At a press conference after the March 18-19 policy meeting, Yellen said most of the labor-market statistics she looks at are getting better. “If you ask about my dashboard, the dial on virtually all of those things is moving in the direction of improvement,” she said.
Economists are expecting further gains with the release of jobs data on April 4. Payrolls are projected to have risen 200,000 in March, according to the median prediction of economists surveyed by Bloomberg. That compares with a monthly average of 194,250 last year and 161,800 between 2004 and 2007. Still, total payrolls remain 666,000 below the pre-recession peak.
March unemployment is forecast to come in at 6.6 percent, down from 6.7 percent in February and a 26-year high of 10 percent in October 2009. It averaged 5 percent from 2004 to 2007.

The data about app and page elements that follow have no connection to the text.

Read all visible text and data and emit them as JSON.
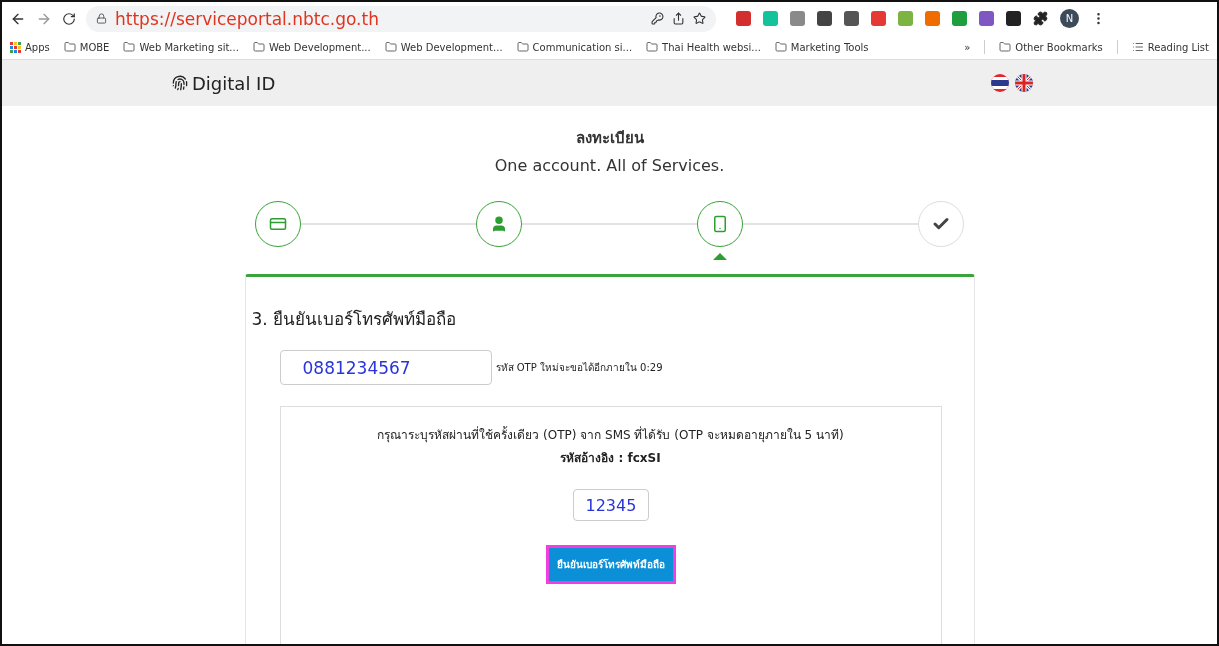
{
  "browser": {
    "url": "https://serviceportal.nbtc.go.th",
    "profile_initial": "N",
    "extensions": [
      {
        "color": "#d32f2f"
      },
      {
        "color": "#15c39a"
      },
      {
        "color": "#8a8a8a"
      },
      {
        "color": "#444444"
      },
      {
        "color": "#555555"
      },
      {
        "color": "#e53935"
      },
      {
        "color": "#7cb342"
      },
      {
        "color": "#ef6c00"
      },
      {
        "color": "#1e9e3e"
      },
      {
        "color": "#7e57c2"
      },
      {
        "color": "#222222"
      }
    ],
    "bookmarks": [
      {
        "label": "Apps",
        "kind": "apps"
      },
      {
        "label": "MOBE",
        "kind": "folder"
      },
      {
        "label": "Web Marketing sit...",
        "kind": "folder"
      },
      {
        "label": "Web Development...",
        "kind": "folder"
      },
      {
        "label": "Web Development...",
        "kind": "folder"
      },
      {
        "label": "Communication si...",
        "kind": "folder"
      },
      {
        "label": "Thai Health websi...",
        "kind": "folder"
      },
      {
        "label": "Marketing Tools",
        "kind": "folder"
      }
    ],
    "overflow": "»",
    "other_bookmarks": "Other Bookmarks",
    "reading_list": "Reading List"
  },
  "header": {
    "brand": "Digital ID",
    "languages": [
      {
        "kind": "thai"
      },
      {
        "kind": "uk"
      }
    ]
  },
  "page": {
    "title": "ลงทะเบียน",
    "subtitle": "One account. All of Services.",
    "steps": [
      {
        "kind": "card",
        "done": true,
        "selected": false
      },
      {
        "kind": "person",
        "done": true,
        "selected": false
      },
      {
        "kind": "phone",
        "done": true,
        "selected": true
      },
      {
        "kind": "check",
        "done": false,
        "selected": false
      }
    ],
    "section_title": "3. ยืนยันเบอร์โทรศัพท์มือถือ",
    "phone": {
      "value": "0881234567"
    },
    "resend_note": "รหัส OTP ใหม่จะขอได้อีกภายใน 0:29",
    "otp_box": {
      "instruction": "กรุณาระบุรหัสผ่านที่ใช้ครั้งเดียว (OTP) จาก SMS ที่ได้รับ (OTP จะหมดอายุภายใน 5 นาที)",
      "reference": "รหัสอ้างอิง : fcxSI",
      "otp": {
        "value": "12345"
      },
      "submit": "ยืนยันเบอร์โทรศัพท์มือถือ"
    }
  }
}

Long-term joblessness hasn’t shown nearly as much improvement. At 37 percent, the share of unemployed who have been out of work for 27 weeks or longer still is almost twice its pre-recession average. It reached 45.3 percent in April 2010, its highest level in government records dating to 1948.
This gauge is “probably the most controversial” on Yellen’s dashboard, said Dean Maki, chief U.S. economist for Barclays Plc. in New York. That’s because it may exaggerate the amount of excess manpower in the labor market.
When people are out of work for so long, they tend to become less active in seeking a job, and employers consider them less suitable for hiring, according to studies by economists at Princeton University, Columbia University and the Boston Fed.
That suggests that wages could pick up as the labor market improves, even if the share of long-term unemployment stays high, Maki said.
The participation rate also may be giving the Fed an inflated view of the number of potential workers available, said Girard, chief U.S. economist for RBS in Stamford, Connecticut. At 63 percent in February, it’s near an almost 36-year low of 62.8 percent in December and down from a 66.1 percent average in the four years ending in December 2007.
While some of the drop in participation comes from the retirement of Baby Boomers, a “significant amount” is due to labor market slack, Yellen said on March 31. “Some of these workers may rejoin the labor force in a stronger economy,” she said.
Girard disagreed. “In 2012 and 2013, the bulk of the labor force exits were retirements,” she said. “We’re highly skeptical that these individuals will be pulled back into the labor market even if economic conditions improve.”
“I’m not saying there is no slack” in the labor market, Girard added. “My concern is that some of these measures may not reflect the amount of slack the Fed thinks they do.”